──────── The records

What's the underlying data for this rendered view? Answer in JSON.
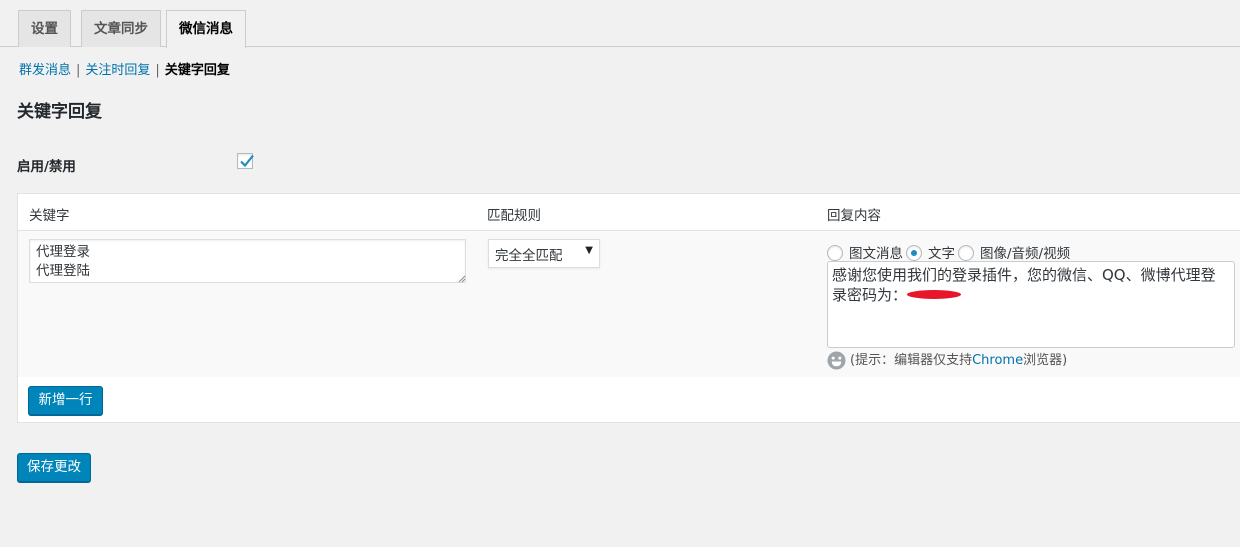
{
  "tabs": [
    {
      "label": "设置"
    },
    {
      "label": "文章同步"
    },
    {
      "label": "微信消息"
    }
  ],
  "subnav": {
    "items": [
      "群发消息",
      "关注时回复",
      "关键字回复"
    ],
    "separator": "|"
  },
  "page_title": "关键字回复",
  "enable": {
    "label": "启用/禁用",
    "checked": true
  },
  "table": {
    "headers": [
      "关键字",
      "匹配规则",
      "回复内容"
    ],
    "row": {
      "keywords": "代理登录\n代理登陆",
      "match_rule": "完全全匹配",
      "reply_types": [
        "图文消息",
        "文字",
        "图像/音频/视频"
      ],
      "selected_type": "文字",
      "reply_text": "感谢您使用我们的登录插件，您的微信、QQ、微博代理登录密码为："
    }
  },
  "hint": {
    "prefix": "(提示：编辑器仅支持",
    "highlight": "Chrome",
    "suffix": "浏览器)"
  },
  "buttons": {
    "add_row": "新增一行",
    "save": "保存更改"
  },
  "colors": {
    "primary": "#0085ba",
    "link": "#0073aa",
    "redaction": "#e8162a"
  },
  "icons": {
    "checkmark": "checkmark-icon",
    "emoji": "emoji-smile-icon",
    "dropdown": "chevron-down-icon"
  }
}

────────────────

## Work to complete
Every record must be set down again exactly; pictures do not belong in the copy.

## Result for this task
What's the underlying data for this rendered view? Answer in JSON.
{
  "tabs": [
    {
      "label": "设置"
    },
    {
      "label": "文章同步"
    },
    {
      "label": "微信消息"
    }
  ],
  "subnav": {
    "items": [
      "群发消息",
      "关注时回复",
      "关键字回复"
    ],
    "separator": "|"
  },
  "page_title": "关键字回复",
  "enable": {
    "label": "启用/禁用",
    "checked": true
  },
  "table": {
    "headers": [
      "关键字",
      "匹配规则",
      "回复内容"
    ],
    "row": {
      "keywords": "代理登录\n代理登陆",
      "match_rule": "完全全匹配",
      "reply_types": [
        "图文消息",
        "文字",
        "图像/音频/视频"
      ],
      "selected_type": "文字",
      "reply_text": "感谢您使用我们的登录插件，您的微信、QQ、微博代理登录密码为："
    }
  },
  "hint": {
    "prefix": "(提示：编辑器仅支持",
    "highlight": "Chrome",
    "suffix": "浏览器)"
  },
  "buttons": {
    "add_row": "新增一行",
    "save": "保存更改"
  },
  "colors": {
    "primary": "#0085ba",
    "link": "#0073aa",
    "redaction": "#e8162a"
  },
  "icons": {
    "checkmark": "checkmark-icon",
    "emoji": "emoji-smile-icon",
    "dropdown": "chevron-down-icon"
  }
}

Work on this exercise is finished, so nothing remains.